Climate change will wreak havoc with ecosystems, but not all species of flora and fauna will suffer setbacks.
Climate change is set to wreak havoc with natural ecosystems, but not all species of flora and fauna will suffer setbacks. Some species that thrive in warmer temperatures are bound to benefit from a warming climate.
These species include mangroves, which flourish at tropical and subtropical latitudes near the equator. Species of mangrove trees grow in relatively inhospitable areas whose conditions most other trees are ill equipped to tolerate. Mangroves have adapted to waterlogged and anoxic soil, including slow-moving and brackish water.
What many mangrove trees cannot stand, however, is freezing temperatures since they prefer warmth. As a result, global warming will be a boon to mangrove trees and aid their spread. Instead of being limited to their current homes in subtropical and tropical climates, mangroves will take advantage of warming temperatures and expand into temperate climate.
A study published in the journal Global Change Biology reports that mangrove trees are now found at higher latitudes such as the Atlantic coast of the United States. “There is now sufficient evidence that mangrove species have proliferated at or near their poleward limits on at least five continents over the past half century, at the expense of salt marsh,” the study’s authors note.
Many mangrove trees have dense intertwined roots that descend from their trunks and branches that stabilize and support them from battering waves and shifting tides. Those roots enable them to thrive at coastlines and in turn the plants provide a vital ecological service by reducing erosion from waves and tides at these coastlines.

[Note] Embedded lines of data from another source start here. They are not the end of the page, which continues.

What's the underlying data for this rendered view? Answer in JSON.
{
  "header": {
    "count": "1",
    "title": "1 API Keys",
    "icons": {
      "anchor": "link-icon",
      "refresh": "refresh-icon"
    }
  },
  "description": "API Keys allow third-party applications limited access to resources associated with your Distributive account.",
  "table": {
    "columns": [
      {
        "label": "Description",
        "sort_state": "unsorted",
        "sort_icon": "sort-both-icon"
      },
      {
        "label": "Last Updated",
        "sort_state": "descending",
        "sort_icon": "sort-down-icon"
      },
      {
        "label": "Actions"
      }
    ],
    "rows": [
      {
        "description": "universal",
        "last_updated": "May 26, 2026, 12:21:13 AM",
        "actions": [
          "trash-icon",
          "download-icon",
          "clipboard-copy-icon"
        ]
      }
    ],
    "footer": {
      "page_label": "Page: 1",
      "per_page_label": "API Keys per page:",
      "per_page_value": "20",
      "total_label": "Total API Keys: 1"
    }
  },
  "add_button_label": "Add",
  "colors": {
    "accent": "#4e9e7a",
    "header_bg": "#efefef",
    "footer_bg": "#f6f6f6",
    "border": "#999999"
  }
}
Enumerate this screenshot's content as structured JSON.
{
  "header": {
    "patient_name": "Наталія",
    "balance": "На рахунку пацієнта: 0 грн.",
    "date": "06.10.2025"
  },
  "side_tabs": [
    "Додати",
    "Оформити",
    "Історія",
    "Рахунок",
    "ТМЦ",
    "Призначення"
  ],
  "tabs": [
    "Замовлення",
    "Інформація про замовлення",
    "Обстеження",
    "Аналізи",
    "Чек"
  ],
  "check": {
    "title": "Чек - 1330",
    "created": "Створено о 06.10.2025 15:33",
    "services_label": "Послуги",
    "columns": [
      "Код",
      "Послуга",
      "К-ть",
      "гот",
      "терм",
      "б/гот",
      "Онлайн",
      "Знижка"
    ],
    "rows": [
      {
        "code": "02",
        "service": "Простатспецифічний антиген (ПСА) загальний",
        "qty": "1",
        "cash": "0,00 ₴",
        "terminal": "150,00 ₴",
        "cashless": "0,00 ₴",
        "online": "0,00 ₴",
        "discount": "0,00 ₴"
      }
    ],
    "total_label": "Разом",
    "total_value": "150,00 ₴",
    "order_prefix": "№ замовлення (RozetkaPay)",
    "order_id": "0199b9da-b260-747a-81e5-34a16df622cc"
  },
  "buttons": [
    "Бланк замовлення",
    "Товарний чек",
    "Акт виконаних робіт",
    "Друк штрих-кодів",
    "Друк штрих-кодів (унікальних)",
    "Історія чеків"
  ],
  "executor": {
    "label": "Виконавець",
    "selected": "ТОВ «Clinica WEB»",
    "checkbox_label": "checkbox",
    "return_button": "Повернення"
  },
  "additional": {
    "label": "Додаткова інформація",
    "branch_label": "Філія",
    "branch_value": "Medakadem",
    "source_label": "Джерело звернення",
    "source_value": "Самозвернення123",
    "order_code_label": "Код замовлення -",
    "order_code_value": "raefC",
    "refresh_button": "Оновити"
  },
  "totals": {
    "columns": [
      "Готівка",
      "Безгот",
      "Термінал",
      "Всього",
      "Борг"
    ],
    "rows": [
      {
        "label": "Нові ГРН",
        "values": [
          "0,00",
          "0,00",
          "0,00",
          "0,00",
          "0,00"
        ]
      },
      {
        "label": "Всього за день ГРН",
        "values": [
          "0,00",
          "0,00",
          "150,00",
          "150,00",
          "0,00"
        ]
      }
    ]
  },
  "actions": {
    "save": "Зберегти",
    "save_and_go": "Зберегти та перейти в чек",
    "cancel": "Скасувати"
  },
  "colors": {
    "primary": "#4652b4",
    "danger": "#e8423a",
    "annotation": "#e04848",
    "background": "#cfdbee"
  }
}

Dense mangrove forests lessen the power of waves before they hit coastal areas. As climate change will causes rises in sea levels and bring about extreme weather events more frequently, mangrove forests can help lessen devastation in coastal areas. “The shift from salt marsh to mangrove dominance on subtropical and temperate shorelines has important implications for ecological structure, function, and global change adaptation,” the researchers note.
In addition, like tropical wetland forests such as peatlands, mangroves are among efficient carbon stores. According to a study published in the journal Nature Geoscience, coastal mangrove forests contain 1,023mg carbon per hectare on average. By protecting existing mangrove forests and allowing them to spread from their original habitats, we can mitigate the effects of climate change by relying on these hardy plants to suck more carbon out of the atmosphere.